In a trance, I gulped the emotion down before my eyes betrayed my feelings. The songwriter had captured and brought it so vividly to life, I nearly cried over the God-given memory of a time that was.
I watched him come down the hill with the fir tree bouncing on his broad shoulders on the eve of Christmas. My warm breath removed frost from the window in the front door and melted a hole through which I could peer out. My father was now coming out the lane and I could see the tree bobbing up and down a time that was above the naked alders above the fences. I ran from the door window to the one facing the lane in the frigid living room, but the layer of frost upon it was too thick to clear quickly, so I ran back to the one with the better view. Now my dad was coming through the garden, walking through the gate, which had been long since held wide open with snow. Now he was crossing our garden of snow. Our yard never seemed so long.
Then he stopped and shrugged the load from his back. My mother’s smooth face warmed my cheeks as she pressed next to me against the window to inspect our prize. My father held the tree up proudly with his left hand. He stepped an arm’s length away, his ruddy face beaming with delight at the treasure he had brought out of the forest.
“Turn it around,” cried Mother through the frozen pane. Father turned the tree as requested. Mother stepped back from the window and rubbed her hands with glee. “’Tis perfect, b’y! ’Tis perfect!” she exclaimed. Father’s face beamed all the more. His tree had passed inspection. My mom and I hurried to the door and, oblivious to the cold, threw it wide open.
“Bring the tree in. Hurry up, hurry up!”
My father squeezed the precious tree through the door, its branches sending the smell of myrrh throughout the house. The “inside room” door was opened and he bore the tree inside, stamping the snow off his boots as he went. For once my mother didn’t notice. Soon the tree was fastened to its proper place in the bay window. Lengths of twine leading from nails driven in opposite corners of the alcove and tied to the treetop kept it secure. To hide the twine, cards kept from years past were draped over it, tent-like. My mother never threw away a card. At Christmas my father was like a young boy, always full of excitement and mystery. He and I were allowed to place the store-bought bulbs and dangling icicles as well as homemade woollen crafts anywhere we liked on the tree—at least until my mother laughingly adjusted most of them to her liking. My mother was not a very excitable woman, but her face glowed as she hurried back and forth from the kitchen to the parlour and made sure my father and I had placed the precious bulbs on just the right branches. She couldn’t stay long, for the wood stove oven was filled with partridgeberry tarts, and on this day above all others she would not allow them to burn one bit. The evening set in. The room was dark when the door was closed, but when the hall door opened and allowed the Aladdin lamplight from the kitchen to fall softly upon it, the tree glowed and sparkled like our moonlit bay.

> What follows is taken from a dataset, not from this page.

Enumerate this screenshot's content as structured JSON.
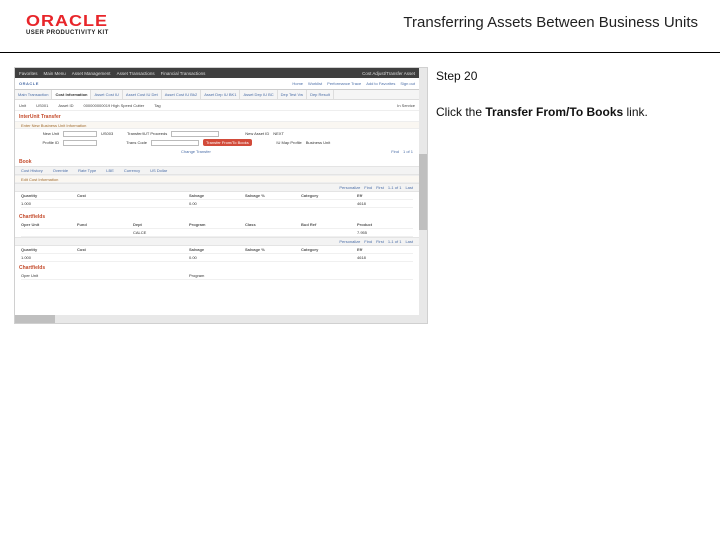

The scene from that long ago Christmas Eve is such a simple and carefree one, I sometimes wonder if we are any better for the passage of time.
"Collins’s gift is that of capturing real people and real lives." Northeast Avalon Times
"A book to re-read every Christmas." The Guardian
"Readers disheartened by the panic shopping and often forced conviviality of the holiday season will rejoice in the sagas of family, community, triumph and travail that native Newfoundland writer Gary Collins delivers in A Time That Was." Chronicle Herald